This new exhibit looks at the historic surveying infrastructure of the USA, and how literal monuments of place have evolved into expressive cornerstones of space. An exhibition by the Center for Land Use Interpretation in association with the Institute of Marking and Measuring with contributions by the National Museum of Surveying and the Principal Meridian Project. CLUI Los Angeles, 9331 Venice Blvd., Culver City.
Yours in Fort,
published December 15, 2011
There are certain LA-only things which need to be taken back, reclaimed from the eye-rolling urbanites and creepy novelty record collector types whose mission has been to take Los Angelenopalooza and make it something else, something unfun, or even worse, academic. I’m talking institutions like Clifton’s Cafeteria, Dr. Gene Scott (RIP), and Bob Baker and his marionettes. Bob Baker learned the art of puppetry at the tender age of eight and went to Hollywood High School, fer chrissakes. He animated for George Pal and advised Disney! This writer may never again implore LA parents to do themselves and their spawn a favor; the Bob Baker Marionettes Holiday Spectacular comes but once a year. Baker selects from his personal collection of over 3,000 hand-crafted puppets to put on a show unlike any you’ve ever seen, featuring “everything from a trip to Santa’s workshop to the eight days of Chanukah” as well as elves, wizards and old-timey carollers promenading before you. Yes, Eli Presser is a deity among string-pullers, but this old-school marvel will take you back in time, long before Rip Taylor upped his appearance fee, to a land of imagination and mystical make believe!
Bob Baker Marionette Theater, 1345 W. 1st St. LA 90026. (213) 250-9995
published December 8, 2011
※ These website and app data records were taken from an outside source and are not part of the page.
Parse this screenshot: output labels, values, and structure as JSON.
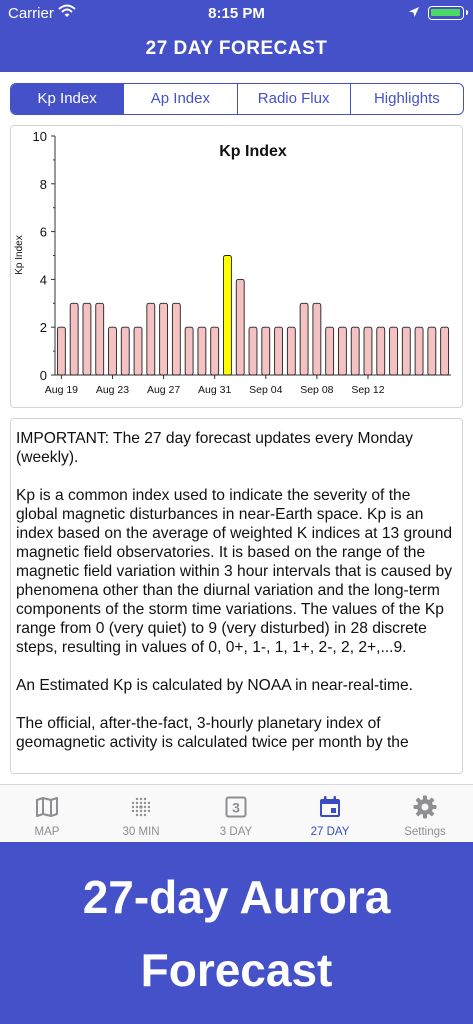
{
  "status_bar": {
    "carrier": "Carrier",
    "time": "8:15 PM"
  },
  "nav": {
    "title": "27 DAY FORECAST"
  },
  "segments": [
    {
      "label": "Kp Index",
      "active": true
    },
    {
      "label": "Ap Index",
      "active": false
    },
    {
      "label": "Radio Flux",
      "active": false
    },
    {
      "label": "Highlights",
      "active": false
    }
  ],
  "chart_data": {
    "type": "bar",
    "title": "Kp Index",
    "xlabel": "",
    "ylabel": "Kp Index",
    "ylim": [
      0,
      10
    ],
    "yticks": [
      0,
      2,
      4,
      6,
      8,
      10
    ],
    "x_tick_labels": [
      "Aug 19",
      "Aug 23",
      "Aug 27",
      "Aug 31",
      "Sep 04",
      "Sep 08",
      "Sep 12"
    ],
    "categories": [
      "Aug 19",
      "Aug 20",
      "Aug 21",
      "Aug 22",
      "Aug 23",
      "Aug 24",
      "Aug 25",
      "Aug 26",
      "Aug 27",
      "Aug 28",
      "Aug 29",
      "Aug 30",
      "Aug 31",
      "Sep 01",
      "Sep 02",
      "Sep 03",
      "Sep 04",
      "Sep 05",
      "Sep 06",
      "Sep 07",
      "Sep 08",
      "Sep 09",
      "Sep 10",
      "Sep 11",
      "Sep 12",
      "Sep 13",
      "Sep 14",
      "Sep 15",
      "Sep 16",
      "Sep 17",
      "Sep 18"
    ],
    "values": [
      2,
      3,
      3,
      3,
      2,
      2,
      2,
      3,
      3,
      3,
      2,
      2,
      2,
      5,
      4,
      2,
      2,
      2,
      2,
      3,
      3,
      2,
      2,
      2,
      2,
      2,
      2,
      2,
      2,
      2,
      2
    ],
    "highlight_index": 13,
    "bar_color": "#f4c2c2",
    "highlight_color": "#ffff00",
    "grid": false
  },
  "info": {
    "paragraphs": [
      "IMPORTANT: The 27 day forecast updates every Monday (weekly).",
      "Kp is a common index used to indicate the severity of the global magnetic disturbances in near-Earth space. Kp is an index based on the average of weighted K indices at 13 ground magnetic field observatories. It is based on the range of the magnetic field variation within 3 hour intervals that is caused by phenomena other than the diurnal variation and the long-term components of the storm time variations. The values of the Kp range from 0 (very quiet) to 9 (very disturbed) in 28 discrete steps, resulting in values of 0, 0+, 1-, 1, 1+, 2-, 2, 2+,...9.",
      "An Estimated Kp is calculated by NOAA in near-real-time.",
      "The official, after-the-fact, 3-hourly planetary index of geomagnetic activity is calculated twice per month by the"
    ]
  },
  "tabs": [
    {
      "label": "MAP",
      "icon": "map-icon"
    },
    {
      "label": "30 MIN",
      "icon": "dot-grid-icon"
    },
    {
      "label": "3 DAY",
      "icon": "three-day-calendar-icon"
    },
    {
      "label": "27 DAY",
      "icon": "calendar-icon",
      "active": true
    },
    {
      "label": "Settings",
      "icon": "gear-icon"
    }
  ],
  "promo": {
    "line1": "27-day Aurora",
    "line2": "Forecast"
  },
  "colors": {
    "primary": "#4551c9",
    "tab_active": "#3a4bc4",
    "tab_inactive": "#8e8e93"
  }
}
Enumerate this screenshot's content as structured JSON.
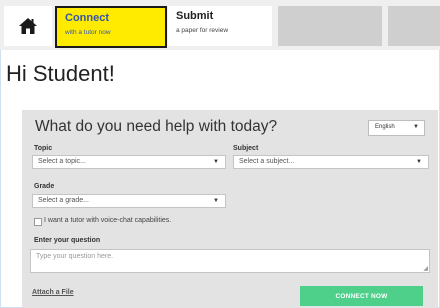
{
  "nav": {
    "home_icon": "home-icon",
    "tabs": [
      {
        "title": "Connect",
        "subtitle": "with a tutor now"
      },
      {
        "title": "Submit",
        "subtitle": "a paper for review"
      }
    ]
  },
  "greeting": "Hi Student!",
  "form": {
    "title": "What do you need help with today?",
    "language": "English",
    "topic_label": "Topic",
    "topic_value": "Select a topic...",
    "subject_label": "Subject",
    "subject_value": "Select a subject...",
    "grade_label": "Grade",
    "grade_value": "Select a grade...",
    "voice_chat_label": "I want a tutor with voice-chat capabilities.",
    "question_label": "Enter your question",
    "question_placeholder": "Type your question here.",
    "attach_label": "Attach a File",
    "submit_label": "CONNECT NOW"
  },
  "colors": {
    "active_tab": "#ffeb00",
    "active_tab_text": "#3355aa",
    "button": "#4ed08b",
    "panel": "#e3e3e3"
  }
}
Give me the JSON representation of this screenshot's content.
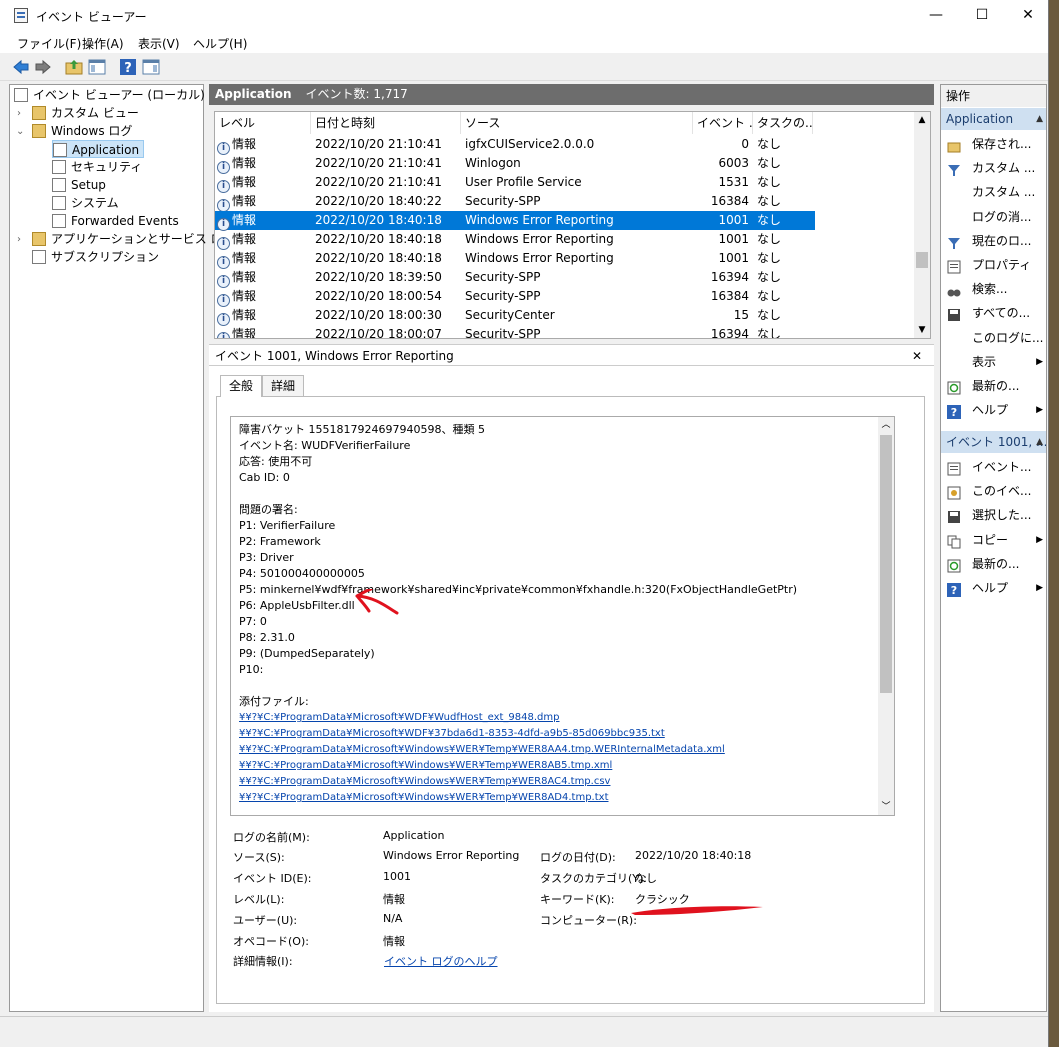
{
  "window": {
    "title": "イベント ビューアー",
    "minimize": "—",
    "maximize": "☐",
    "close": "✕"
  },
  "menubar": [
    "ファイル(F)",
    "操作(A)",
    "表示(V)",
    "ヘルプ(H)"
  ],
  "tree": {
    "root": "イベント ビューアー (ローカル)",
    "custom_views": "カスタム ビュー",
    "windows_logs": "Windows ログ",
    "application": "Application",
    "security": "セキュリティ",
    "setup": "Setup",
    "system": "システム",
    "forwarded": "Forwarded Events",
    "apps_services": "アプリケーションとサービス ログ",
    "subscriptions": "サブスクリプション"
  },
  "middle": {
    "title": "Application",
    "count": "イベント数: 1,717"
  },
  "event_list": {
    "columns": [
      "レベル",
      "日付と時刻",
      "ソース",
      "イベント ...",
      "タスクの..."
    ],
    "rows": [
      {
        "level": "情報",
        "date": "2022/10/20 21:10:41",
        "source": "igfxCUIService2.0.0.0",
        "id": "0",
        "task": "なし"
      },
      {
        "level": "情報",
        "date": "2022/10/20 21:10:41",
        "source": "Winlogon",
        "id": "6003",
        "task": "なし"
      },
      {
        "level": "情報",
        "date": "2022/10/20 21:10:41",
        "source": "User Profile Service",
        "id": "1531",
        "task": "なし"
      },
      {
        "level": "情報",
        "date": "2022/10/20 18:40:22",
        "source": "Security-SPP",
        "id": "16384",
        "task": "なし"
      },
      {
        "level": "情報",
        "date": "2022/10/20 18:40:18",
        "source": "Windows Error Reporting",
        "id": "1001",
        "task": "なし"
      },
      {
        "level": "情報",
        "date": "2022/10/20 18:40:18",
        "source": "Windows Error Reporting",
        "id": "1001",
        "task": "なし"
      },
      {
        "level": "情報",
        "date": "2022/10/20 18:40:18",
        "source": "Windows Error Reporting",
        "id": "1001",
        "task": "なし"
      },
      {
        "level": "情報",
        "date": "2022/10/20 18:39:50",
        "source": "Security-SPP",
        "id": "16394",
        "task": "なし"
      },
      {
        "level": "情報",
        "date": "2022/10/20 18:00:54",
        "source": "Security-SPP",
        "id": "16384",
        "task": "なし"
      },
      {
        "level": "情報",
        "date": "2022/10/20 18:00:30",
        "source": "SecurityCenter",
        "id": "15",
        "task": "なし"
      },
      {
        "level": "情報",
        "date": "2022/10/20 18:00:07",
        "source": "Security-SPP",
        "id": "16394",
        "task": "なし"
      }
    ]
  },
  "detail": {
    "title": "イベント 1001, Windows Error Reporting",
    "close": "✕",
    "tabs": [
      "全般",
      "詳細"
    ],
    "lines": [
      "障害バケット 1551817924697940598、種類 5",
      "イベント名: WUDFVerifierFailure",
      "応答: 使用不可",
      "Cab ID: 0",
      "",
      "問題の署名:",
      "P1: VerifierFailure",
      "P2: Framework",
      "P3: Driver",
      "P4: 501000400000005",
      "P5: minkernel¥wdf¥framework¥shared¥inc¥private¥common¥fxhandle.h:320(FxObjectHandleGetPtr)",
      "P6: AppleUsbFilter.dll",
      "P7: 0",
      "P8: 2.31.0",
      "P9: (DumpedSeparately)",
      "P10:",
      "",
      "添付ファイル:"
    ],
    "files": [
      "¥¥?¥C:¥ProgramData¥Microsoft¥WDF¥WudfHost_ext_9848.dmp",
      "¥¥?¥C:¥ProgramData¥Microsoft¥WDF¥37bda6d1-8353-4dfd-a9b5-85d069bbc935.txt",
      "¥¥?¥C:¥ProgramData¥Microsoft¥Windows¥WER¥Temp¥WER8AA4.tmp.WERInternalMetadata.xml",
      "¥¥?¥C:¥ProgramData¥Microsoft¥Windows¥WER¥Temp¥WER8AB5.tmp.xml",
      "¥¥?¥C:¥ProgramData¥Microsoft¥Windows¥WER¥Temp¥WER8AC4.tmp.csv",
      "¥¥?¥C:¥ProgramData¥Microsoft¥Windows¥WER¥Temp¥WER8AD4.tmp.txt"
    ],
    "props": {
      "log_name_label": "ログの名前(M):",
      "log_name": "Application",
      "source_label": "ソース(S):",
      "source": "Windows Error Reporting",
      "logged_label": "ログの日付(D):",
      "logged": "2022/10/20 18:40:18",
      "event_id_label": "イベント ID(E):",
      "event_id": "1001",
      "task_label": "タスクのカテゴリ(Y):",
      "task": "なし",
      "level_label": "レベル(L):",
      "level": "情報",
      "keyword_label": "キーワード(K):",
      "keyword": "クラシック",
      "user_label": "ユーザー(U):",
      "user": "N/A",
      "computer_label": "コンピューター(R):",
      "opcode_label": "オペコード(O):",
      "opcode": "情報",
      "more_label": "詳細情報(I):",
      "more_link": "イベント ログのヘルプ"
    }
  },
  "actions": {
    "header": "操作",
    "section1": "Application",
    "items1": [
      "保存され...",
      "カスタム ...",
      "カスタム ...",
      "ログの消...",
      "現在のロ...",
      "プロパティ",
      "検索...",
      "すべての...",
      "このログに...",
      "表示",
      "最新の...",
      "ヘルプ"
    ],
    "section2": "イベント 1001, ...",
    "items2": [
      "イベント...",
      "このイベ...",
      "選択した...",
      "コピー",
      "最新の...",
      "ヘルプ"
    ]
  },
  "colors": {
    "selection": "#0078d7",
    "tree_selection": "#cce4f7",
    "link": "#0645ad",
    "annotation": "#e0121e"
  }
}
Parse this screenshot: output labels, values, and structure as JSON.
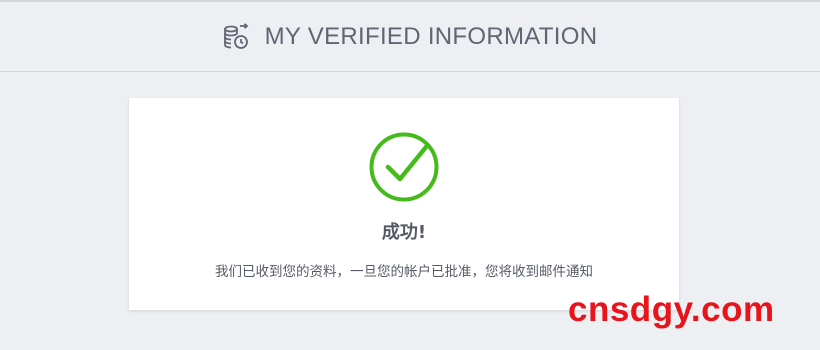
{
  "header": {
    "title": "MY VERIFIED INFORMATION",
    "icon": "verified-coins-icon"
  },
  "card": {
    "status_icon": "check-circle-icon",
    "title": "成功!",
    "message": "我们已收到您的资料，一旦您的帐户已批准，您将收到邮件通知"
  },
  "watermark": {
    "text": "cnsdgy.com"
  },
  "colors": {
    "page_background": "#eeeff3",
    "success_green": "#44bb1b",
    "text_gray": "#555b66",
    "watermark_red": "#e8131b"
  }
}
In about 1947, the New York–based photographer known as Weegee, famous for evocative crime scene images, moved to L.A. Perhaps in the aftermath of World War II, grisly, real-life murder tableaux had lost their appeal. Whatever the reason, Weegee gleefully turned his lens on Hollywood, trading in body bags for evening gowns, and began a decades-long love affair with the spectacles of decadent elegance, fantasies of glitz and eternal youth, and untamed optimism that characterized L.A. in the postwar boom years. Not for nothing, the Pacific Standard Time series of which Naked Hollywood: Weegee in Los Angeles is part starts in 1945. Moving from police blotter to society page is a punster’s paradise, and Weegee’s twisted humor and delight in everyday grotesqueries informed the work he did here. Experimenting with layered, spliced and otherwise distorted aftereffects, he turned up the volume on an already out-of-control appetite for images — with results ranging from the hilarious to the unsettling. Among the most remarkable are a suite of Marilyn Monroe portraits that presaged the Warholian repetition. In fact, these are installed close to a picture of Weegee with Warhol, and one of the Marilyns is on loan from Cindy Sherman, which explains a lot about the influence his dark and delirious aesthetic would come to have on the generations that followed. MOCA, 250 S. Grand Ave., dwntwn.; Mon., Fri., 11 a.m.-5 p.m., Thurs., 11 a.m.-8 p.m., Sat.-Sun., 11 a.m.-6 p.m.; thru Feb. 27; $10, free Thurs., 5-8 p.m. (213) 621-1745, moca.org.
–Shana Nys Dambrot
Price: $10, free Thurs., 5-8 p.m
Got an event? Question? Paranormal tip? UFO sighting? Bigfoot corpse? Let me know…
Yours in Fort,